where, ETR is extra terrestrial radiation, kWh / m2 / day. ETR on a horizontal surface for any place for any day / month can be estimated by the following relation,
|ETR = 10.39 K (cosfcosdsin? + ?sinfsind)||(6)|
10.39 is solar constant (assumed equal to 1.36kw/sq.m. x 24/p), K is correlation factor for varying earth sun distances, f is Angle of latitude, d is angle of declination and ? is sun set hour angle in radians
To compute (n/N) at a place where only cloud cover data are available with out mean sun shine data the inverse relation between the sunshine n/N and cloud cover C is used, which is given by,
|C = 1 – (n/N)||(7)|
Since (n/N’) is used for deriving G the relation between (n/N’) and C is given by,
|1 – (n/N’) = 1C + 0.310 + 0.476C3 + 0.100C4||(8)|
where, N’ is maximum possible duration of sunshine (with solar elevation >= 5o), h. Hay correlated n/N’ with G’/ETR, where G’ is the global solar radiation that first strikes the ground before undergoing multiple reflections. The numerical relation between G and G’ is given by,
|G – G’ = GR[(0.25n/N’) + 0.60(1-n/N’)]||(9)|
where R is surface albedo.
where RH is relative humidity; f1, f2, f3, and f4 are empirical constants, which vary with geographical location, respectively.
1. 5. Diffused solar radiation (D)
It is the part of short wave radiation scattered by the atmosphere reflected diffusely and transmitted by clouds and passing through unit horizontal area in unit time . For average conditions, D can be determined with reasonable accuracy from G and ETR through a linear regression equation connecting D/G in one hand and G/ETR on the other . The general regression equation is of the form,
|(D/G) = c + d(G/ETR)||(20)|
where, D is diffused solar radiation, c is regression constant and d is regression constant, always negative.
To secure better accuracy D should be replaced by D’ and G by G’, where D’ is given by,
|D’ – D = G R [(0.25 n /N’) + 0.60 (1-n/N’)]||(21)|
The linear regression equation used to derive D takes the form,
|D’/G’ = c + d (G’/ETR)||(22)|
1. 6. Direct Solar Radiation (IH)

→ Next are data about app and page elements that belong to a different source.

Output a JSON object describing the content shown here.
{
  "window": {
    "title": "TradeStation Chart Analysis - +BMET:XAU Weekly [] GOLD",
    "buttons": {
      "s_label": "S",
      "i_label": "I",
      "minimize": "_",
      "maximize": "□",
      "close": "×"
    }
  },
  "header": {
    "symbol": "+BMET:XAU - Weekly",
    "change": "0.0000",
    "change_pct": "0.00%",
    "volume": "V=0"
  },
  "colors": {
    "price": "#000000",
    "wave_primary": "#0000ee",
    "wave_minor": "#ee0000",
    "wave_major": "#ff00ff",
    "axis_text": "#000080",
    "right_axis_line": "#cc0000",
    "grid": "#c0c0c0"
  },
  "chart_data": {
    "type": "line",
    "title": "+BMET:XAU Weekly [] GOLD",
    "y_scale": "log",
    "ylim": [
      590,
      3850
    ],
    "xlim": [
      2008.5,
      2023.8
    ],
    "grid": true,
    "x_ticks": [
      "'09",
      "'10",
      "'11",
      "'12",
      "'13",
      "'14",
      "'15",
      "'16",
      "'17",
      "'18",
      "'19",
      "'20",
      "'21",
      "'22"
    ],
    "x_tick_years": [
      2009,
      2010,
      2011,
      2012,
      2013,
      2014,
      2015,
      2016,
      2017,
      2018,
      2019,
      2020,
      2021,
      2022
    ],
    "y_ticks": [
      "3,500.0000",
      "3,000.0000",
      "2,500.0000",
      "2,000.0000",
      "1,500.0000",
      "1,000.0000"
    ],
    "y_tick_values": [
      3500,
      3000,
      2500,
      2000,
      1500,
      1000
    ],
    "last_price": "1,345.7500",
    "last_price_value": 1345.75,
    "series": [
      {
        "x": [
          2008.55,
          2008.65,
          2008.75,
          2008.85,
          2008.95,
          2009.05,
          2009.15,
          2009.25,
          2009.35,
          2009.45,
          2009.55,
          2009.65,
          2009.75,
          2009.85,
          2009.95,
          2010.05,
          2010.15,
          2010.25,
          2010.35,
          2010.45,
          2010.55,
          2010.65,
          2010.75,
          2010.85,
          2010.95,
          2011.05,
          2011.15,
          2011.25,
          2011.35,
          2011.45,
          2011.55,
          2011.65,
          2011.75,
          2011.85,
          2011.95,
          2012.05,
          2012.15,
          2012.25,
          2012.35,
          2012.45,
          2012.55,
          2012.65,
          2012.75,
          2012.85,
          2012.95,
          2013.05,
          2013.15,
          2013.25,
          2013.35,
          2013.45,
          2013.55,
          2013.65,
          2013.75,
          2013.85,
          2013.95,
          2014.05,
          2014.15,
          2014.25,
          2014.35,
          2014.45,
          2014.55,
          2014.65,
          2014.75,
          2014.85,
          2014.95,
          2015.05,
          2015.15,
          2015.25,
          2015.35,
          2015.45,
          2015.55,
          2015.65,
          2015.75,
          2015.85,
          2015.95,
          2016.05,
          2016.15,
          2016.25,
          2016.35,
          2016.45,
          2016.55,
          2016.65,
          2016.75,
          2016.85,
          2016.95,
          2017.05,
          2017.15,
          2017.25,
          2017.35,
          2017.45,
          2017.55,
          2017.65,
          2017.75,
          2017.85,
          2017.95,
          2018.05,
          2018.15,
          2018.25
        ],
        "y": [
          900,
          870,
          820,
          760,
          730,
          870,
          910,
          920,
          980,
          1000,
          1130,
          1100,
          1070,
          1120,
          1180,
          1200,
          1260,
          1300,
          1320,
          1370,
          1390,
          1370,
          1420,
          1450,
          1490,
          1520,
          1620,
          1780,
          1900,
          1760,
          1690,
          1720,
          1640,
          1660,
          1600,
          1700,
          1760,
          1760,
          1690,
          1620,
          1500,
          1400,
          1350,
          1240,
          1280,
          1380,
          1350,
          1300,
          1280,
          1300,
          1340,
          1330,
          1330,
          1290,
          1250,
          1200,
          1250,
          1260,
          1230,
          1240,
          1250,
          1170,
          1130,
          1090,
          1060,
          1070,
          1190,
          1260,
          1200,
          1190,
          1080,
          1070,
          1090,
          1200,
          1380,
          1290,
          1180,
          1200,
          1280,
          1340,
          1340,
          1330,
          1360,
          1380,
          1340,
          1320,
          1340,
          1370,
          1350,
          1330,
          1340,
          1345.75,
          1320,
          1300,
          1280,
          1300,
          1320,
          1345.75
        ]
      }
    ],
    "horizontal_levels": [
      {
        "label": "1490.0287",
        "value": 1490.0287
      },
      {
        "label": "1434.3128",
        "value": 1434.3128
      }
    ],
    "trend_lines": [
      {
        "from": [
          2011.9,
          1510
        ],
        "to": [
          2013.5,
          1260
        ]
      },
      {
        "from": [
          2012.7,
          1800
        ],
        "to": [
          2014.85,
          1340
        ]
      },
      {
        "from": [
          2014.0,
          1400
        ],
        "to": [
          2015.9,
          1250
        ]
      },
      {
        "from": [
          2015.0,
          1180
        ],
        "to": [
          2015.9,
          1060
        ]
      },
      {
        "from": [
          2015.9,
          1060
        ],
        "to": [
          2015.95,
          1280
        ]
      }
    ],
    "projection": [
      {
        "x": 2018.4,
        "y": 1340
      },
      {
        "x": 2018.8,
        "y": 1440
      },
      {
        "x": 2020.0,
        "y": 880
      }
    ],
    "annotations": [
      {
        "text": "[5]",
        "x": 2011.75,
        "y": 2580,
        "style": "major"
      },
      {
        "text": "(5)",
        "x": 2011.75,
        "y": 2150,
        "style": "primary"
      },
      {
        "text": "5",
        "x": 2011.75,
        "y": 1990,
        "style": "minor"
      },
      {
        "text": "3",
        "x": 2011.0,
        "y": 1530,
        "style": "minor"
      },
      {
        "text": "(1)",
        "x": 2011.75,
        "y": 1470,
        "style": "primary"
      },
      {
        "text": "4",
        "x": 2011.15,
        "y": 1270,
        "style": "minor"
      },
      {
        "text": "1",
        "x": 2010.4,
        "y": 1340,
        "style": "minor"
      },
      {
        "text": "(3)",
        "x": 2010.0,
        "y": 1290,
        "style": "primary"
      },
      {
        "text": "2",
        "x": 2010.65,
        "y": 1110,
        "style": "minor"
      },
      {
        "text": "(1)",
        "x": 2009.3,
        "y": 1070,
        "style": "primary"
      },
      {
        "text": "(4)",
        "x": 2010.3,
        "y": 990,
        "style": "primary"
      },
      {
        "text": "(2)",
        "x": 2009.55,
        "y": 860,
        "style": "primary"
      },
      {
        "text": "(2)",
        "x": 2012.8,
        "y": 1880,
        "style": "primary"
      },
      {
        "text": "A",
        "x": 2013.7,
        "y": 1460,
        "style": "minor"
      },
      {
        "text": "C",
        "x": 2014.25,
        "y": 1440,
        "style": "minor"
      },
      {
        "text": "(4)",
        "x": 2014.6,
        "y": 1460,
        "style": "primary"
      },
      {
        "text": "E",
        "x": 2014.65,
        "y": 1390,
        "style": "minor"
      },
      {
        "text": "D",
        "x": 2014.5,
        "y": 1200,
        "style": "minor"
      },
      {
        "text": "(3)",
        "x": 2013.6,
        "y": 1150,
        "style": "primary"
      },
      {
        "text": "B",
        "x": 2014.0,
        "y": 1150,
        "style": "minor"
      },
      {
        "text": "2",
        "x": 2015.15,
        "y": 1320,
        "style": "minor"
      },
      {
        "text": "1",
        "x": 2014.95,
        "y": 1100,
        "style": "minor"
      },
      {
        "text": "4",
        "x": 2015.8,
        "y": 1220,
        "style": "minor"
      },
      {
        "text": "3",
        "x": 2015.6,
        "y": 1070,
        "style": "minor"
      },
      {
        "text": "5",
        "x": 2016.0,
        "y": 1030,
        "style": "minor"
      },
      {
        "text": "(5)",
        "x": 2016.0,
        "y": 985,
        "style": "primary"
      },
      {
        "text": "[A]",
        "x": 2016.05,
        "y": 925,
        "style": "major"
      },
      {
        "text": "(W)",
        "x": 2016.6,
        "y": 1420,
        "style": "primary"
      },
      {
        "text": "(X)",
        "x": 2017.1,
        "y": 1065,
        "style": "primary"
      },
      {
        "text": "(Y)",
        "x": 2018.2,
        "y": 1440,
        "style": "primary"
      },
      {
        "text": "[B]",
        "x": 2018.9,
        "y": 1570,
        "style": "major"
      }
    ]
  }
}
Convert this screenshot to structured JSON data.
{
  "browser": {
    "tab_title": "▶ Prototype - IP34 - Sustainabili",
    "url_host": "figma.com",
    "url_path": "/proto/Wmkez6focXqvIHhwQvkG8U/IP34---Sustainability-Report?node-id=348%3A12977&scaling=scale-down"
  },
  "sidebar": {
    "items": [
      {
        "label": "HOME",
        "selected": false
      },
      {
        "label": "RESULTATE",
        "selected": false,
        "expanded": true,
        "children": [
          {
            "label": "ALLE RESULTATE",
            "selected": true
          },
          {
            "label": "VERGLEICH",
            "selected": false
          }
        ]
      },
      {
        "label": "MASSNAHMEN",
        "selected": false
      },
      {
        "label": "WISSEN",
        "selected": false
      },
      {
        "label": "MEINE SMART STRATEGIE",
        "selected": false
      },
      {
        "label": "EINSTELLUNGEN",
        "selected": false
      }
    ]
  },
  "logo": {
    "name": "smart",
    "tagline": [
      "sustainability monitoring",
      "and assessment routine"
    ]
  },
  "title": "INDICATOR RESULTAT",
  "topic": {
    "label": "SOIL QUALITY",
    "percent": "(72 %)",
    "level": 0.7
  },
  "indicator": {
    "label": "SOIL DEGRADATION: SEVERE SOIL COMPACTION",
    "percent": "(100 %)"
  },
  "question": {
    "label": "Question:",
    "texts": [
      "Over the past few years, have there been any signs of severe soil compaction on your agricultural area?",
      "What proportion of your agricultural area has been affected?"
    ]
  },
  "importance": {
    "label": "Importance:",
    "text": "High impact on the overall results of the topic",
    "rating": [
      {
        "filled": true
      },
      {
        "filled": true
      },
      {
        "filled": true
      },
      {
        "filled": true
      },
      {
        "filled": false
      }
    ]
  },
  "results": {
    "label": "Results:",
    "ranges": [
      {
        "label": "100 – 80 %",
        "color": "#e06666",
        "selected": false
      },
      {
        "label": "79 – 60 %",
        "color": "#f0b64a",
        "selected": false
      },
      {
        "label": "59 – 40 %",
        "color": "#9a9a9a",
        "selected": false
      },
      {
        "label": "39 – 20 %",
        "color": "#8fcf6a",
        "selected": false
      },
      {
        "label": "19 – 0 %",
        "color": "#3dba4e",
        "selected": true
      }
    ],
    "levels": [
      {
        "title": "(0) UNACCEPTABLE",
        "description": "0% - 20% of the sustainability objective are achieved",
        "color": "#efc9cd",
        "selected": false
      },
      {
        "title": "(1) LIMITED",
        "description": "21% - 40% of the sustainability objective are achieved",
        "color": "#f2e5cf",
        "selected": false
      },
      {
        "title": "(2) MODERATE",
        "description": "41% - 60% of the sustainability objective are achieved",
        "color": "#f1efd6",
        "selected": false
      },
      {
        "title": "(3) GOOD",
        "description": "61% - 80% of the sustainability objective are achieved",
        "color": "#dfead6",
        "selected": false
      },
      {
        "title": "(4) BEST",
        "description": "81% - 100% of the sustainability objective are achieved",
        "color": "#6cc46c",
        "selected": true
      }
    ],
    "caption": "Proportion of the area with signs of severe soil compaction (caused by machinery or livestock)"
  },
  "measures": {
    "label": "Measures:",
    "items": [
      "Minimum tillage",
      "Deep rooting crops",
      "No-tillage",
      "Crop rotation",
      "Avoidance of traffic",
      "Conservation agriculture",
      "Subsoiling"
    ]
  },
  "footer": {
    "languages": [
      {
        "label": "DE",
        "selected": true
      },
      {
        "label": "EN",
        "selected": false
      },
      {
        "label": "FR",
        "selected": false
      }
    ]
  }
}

It is the quantity of solar radiation emitted from the solid angle subtended by the visible disk of the sun and passing through a unit area in horizontal in units of time .
|IH = G – D||(23)|